The reply should repeat all of the data word for word, with no pictures.
EXERCISE MATERIALS: Begin
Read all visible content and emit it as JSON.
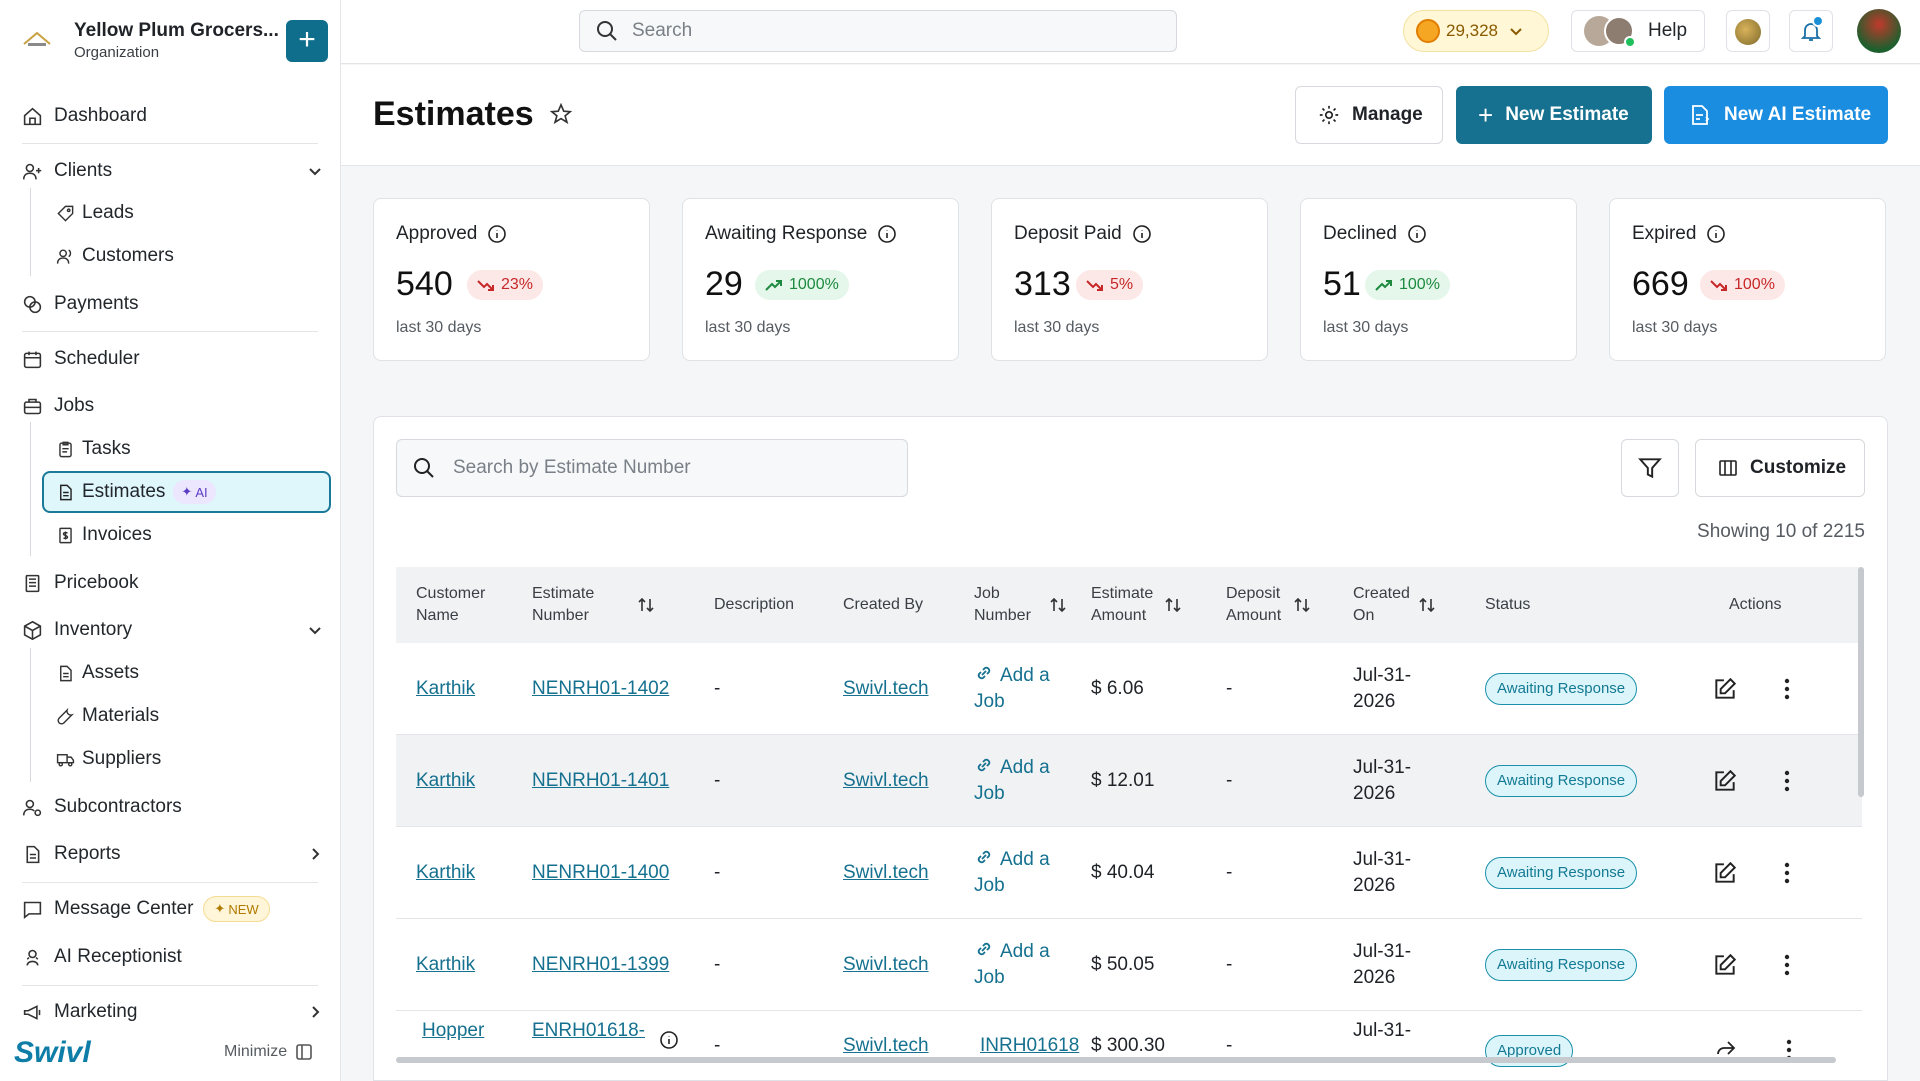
{
  "org": {
    "name": "Yellow Plum Grocers...",
    "type": "Organization",
    "add_label": "+"
  },
  "nav": {
    "dashboard": "Dashboard",
    "clients": "Clients",
    "leads": "Leads",
    "customers": "Customers",
    "payments": "Payments",
    "scheduler": "Scheduler",
    "jobs": "Jobs",
    "tasks": "Tasks",
    "estimates": "Estimates",
    "estimates_badge": "AI",
    "invoices": "Invoices",
    "pricebook": "Pricebook",
    "inventory": "Inventory",
    "assets": "Assets",
    "materials": "Materials",
    "suppliers": "Suppliers",
    "subcontractors": "Subcontractors",
    "reports": "Reports",
    "message_center": "Message Center",
    "message_badge": "NEW",
    "ai_receptionist": "AI Receptionist",
    "marketing": "Marketing"
  },
  "brand": "Swivl",
  "minimize_label": "Minimize",
  "topbar": {
    "search_placeholder": "Search",
    "coins": "29,328",
    "help": "Help"
  },
  "header": {
    "title": "Estimates",
    "manage": "Manage",
    "new_estimate": "New Estimate",
    "new_ai_estimate": "New AI Estimate"
  },
  "stats": [
    {
      "label": "Approved",
      "value": "540",
      "change": "23%",
      "trend": "down",
      "period": "last 30 days"
    },
    {
      "label": "Awaiting Response",
      "value": "29",
      "change": "1000%",
      "trend": "up",
      "period": "last 30 days"
    },
    {
      "label": "Deposit Paid",
      "value": "313",
      "change": "5%",
      "trend": "down",
      "period": "last 30 days"
    },
    {
      "label": "Declined",
      "value": "51",
      "change": "100%",
      "trend": "up",
      "period": "last 30 days"
    },
    {
      "label": "Expired",
      "value": "669",
      "change": "100%",
      "trend": "down",
      "period": "last 30 days"
    }
  ],
  "table": {
    "search_placeholder": "Search by Estimate Number",
    "customize": "Customize",
    "showing": "Showing 10 of 2215",
    "columns": {
      "customer_name": "Customer Name",
      "estimate_number": "Estimate Number",
      "description": "Description",
      "created_by": "Created By",
      "job_number": "Job Number",
      "estimate_amount": "Estimate Amount",
      "deposit_amount": "Deposit Amount",
      "created_on": "Created On",
      "status": "Status",
      "actions": "Actions"
    },
    "rows": [
      {
        "customer": "Karthik",
        "number": "NENRH01-1402",
        "description": "-",
        "created_by": "Swivl.tech",
        "job": "Add a Job",
        "amount": "$ 6.06",
        "deposit": "-",
        "created_on": "Jul-31-2026",
        "status": "Awaiting Response"
      },
      {
        "customer": "Karthik",
        "number": "NENRH01-1401",
        "description": "-",
        "created_by": "Swivl.tech",
        "job": "Add a Job",
        "amount": "$ 12.01",
        "deposit": "-",
        "created_on": "Jul-31-2026",
        "status": "Awaiting Response"
      },
      {
        "customer": "Karthik",
        "number": "NENRH01-1400",
        "description": "-",
        "created_by": "Swivl.tech",
        "job": "Add a Job",
        "amount": "$ 40.04",
        "deposit": "-",
        "created_on": "Jul-31-2026",
        "status": "Awaiting Response"
      },
      {
        "customer": "Karthik",
        "number": "NENRH01-1399",
        "description": "-",
        "created_by": "Swivl.tech",
        "job": "Add a Job",
        "amount": "$ 50.05",
        "deposit": "-",
        "created_on": "Jul-31-2026",
        "status": "Awaiting Response"
      },
      {
        "customer": "Hopper",
        "number": "ENRH01618-",
        "description": "-",
        "created_by": "Swivl.tech",
        "job": "INRH01618",
        "amount": "$ 300.30",
        "deposit": "-",
        "created_on": "Jul-31-",
        "status": "Approved"
      }
    ]
  }
}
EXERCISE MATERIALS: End
** TASK ANSWER **
Read all visible content and emit it as JSON.
{
  "org": {
    "name": "Yellow Plum Grocers...",
    "type": "Organization",
    "add_label": "+"
  },
  "nav": {
    "dashboard": "Dashboard",
    "clients": "Clients",
    "leads": "Leads",
    "customers": "Customers",
    "payments": "Payments",
    "scheduler": "Scheduler",
    "jobs": "Jobs",
    "tasks": "Tasks",
    "estimates": "Estimates",
    "estimates_badge": "AI",
    "invoices": "Invoices",
    "pricebook": "Pricebook",
    "inventory": "Inventory",
    "assets": "Assets",
    "materials": "Materials",
    "suppliers": "Suppliers",
    "subcontractors": "Subcontractors",
    "reports": "Reports",
    "message_center": "Message Center",
    "message_badge": "NEW",
    "ai_receptionist": "AI Receptionist",
    "marketing": "Marketing"
  },
  "brand": "Swivl",
  "minimize_label": "Minimize",
  "topbar": {
    "search_placeholder": "Search",
    "coins": "29,328",
    "help": "Help"
  },
  "header": {
    "title": "Estimates",
    "manage": "Manage",
    "new_estimate": "New Estimate",
    "new_ai_estimate": "New AI Estimate"
  },
  "stats": [
    {
      "label": "Approved",
      "value": "540",
      "change": "23%",
      "trend": "down",
      "period": "last 30 days"
    },
    {
      "label": "Awaiting Response",
      "value": "29",
      "change": "1000%",
      "trend": "up",
      "period": "last 30 days"
    },
    {
      "label": "Deposit Paid",
      "value": "313",
      "change": "5%",
      "trend": "down",
      "period": "last 30 days"
    },
    {
      "label": "Declined",
      "value": "51",
      "change": "100%",
      "trend": "up",
      "period": "last 30 days"
    },
    {
      "label": "Expired",
      "value": "669",
      "change": "100%",
      "trend": "down",
      "period": "last 30 days"
    }
  ],
  "table": {
    "search_placeholder": "Search by Estimate Number",
    "customize": "Customize",
    "showing": "Showing 10 of 2215",
    "columns": {
      "customer_name": "Customer Name",
      "estimate_number": "Estimate Number",
      "description": "Description",
      "created_by": "Created By",
      "job_number": "Job Number",
      "estimate_amount": "Estimate Amount",
      "deposit_amount": "Deposit Amount",
      "created_on": "Created On",
      "status": "Status",
      "actions": "Actions"
    },
    "rows": [
      {
        "customer": "Karthik",
        "number": "NENRH01-1402",
        "description": "-",
        "created_by": "Swivl.tech",
        "job": "Add a Job",
        "amount": "$ 6.06",
        "deposit": "-",
        "created_on": "Jul-31-2026",
        "status": "Awaiting Response"
      },
      {
        "customer": "Karthik",
        "number": "NENRH01-1401",
        "description": "-",
        "created_by": "Swivl.tech",
        "job": "Add a Job",
        "amount": "$ 12.01",
        "deposit": "-",
        "created_on": "Jul-31-2026",
        "status": "Awaiting Response"
      },
      {
        "customer": "Karthik",
        "number": "NENRH01-1400",
        "description": "-",
        "created_by": "Swivl.tech",
        "job": "Add a Job",
        "amount": "$ 40.04",
        "deposit": "-",
        "created_on": "Jul-31-2026",
        "status": "Awaiting Response"
      },
      {
        "customer": "Karthik",
        "number": "NENRH01-1399",
        "description": "-",
        "created_by": "Swivl.tech",
        "job": "Add a Job",
        "amount": "$ 50.05",
        "deposit": "-",
        "created_on": "Jul-31-2026",
        "status": "Awaiting Response"
      },
      {
        "customer": "Hopper",
        "number": "ENRH01618-",
        "description": "-",
        "created_by": "Swivl.tech",
        "job": "INRH01618",
        "amount": "$ 300.30",
        "deposit": "-",
        "created_on": "Jul-31-",
        "status": "Approved"
      }
    ]
  }
}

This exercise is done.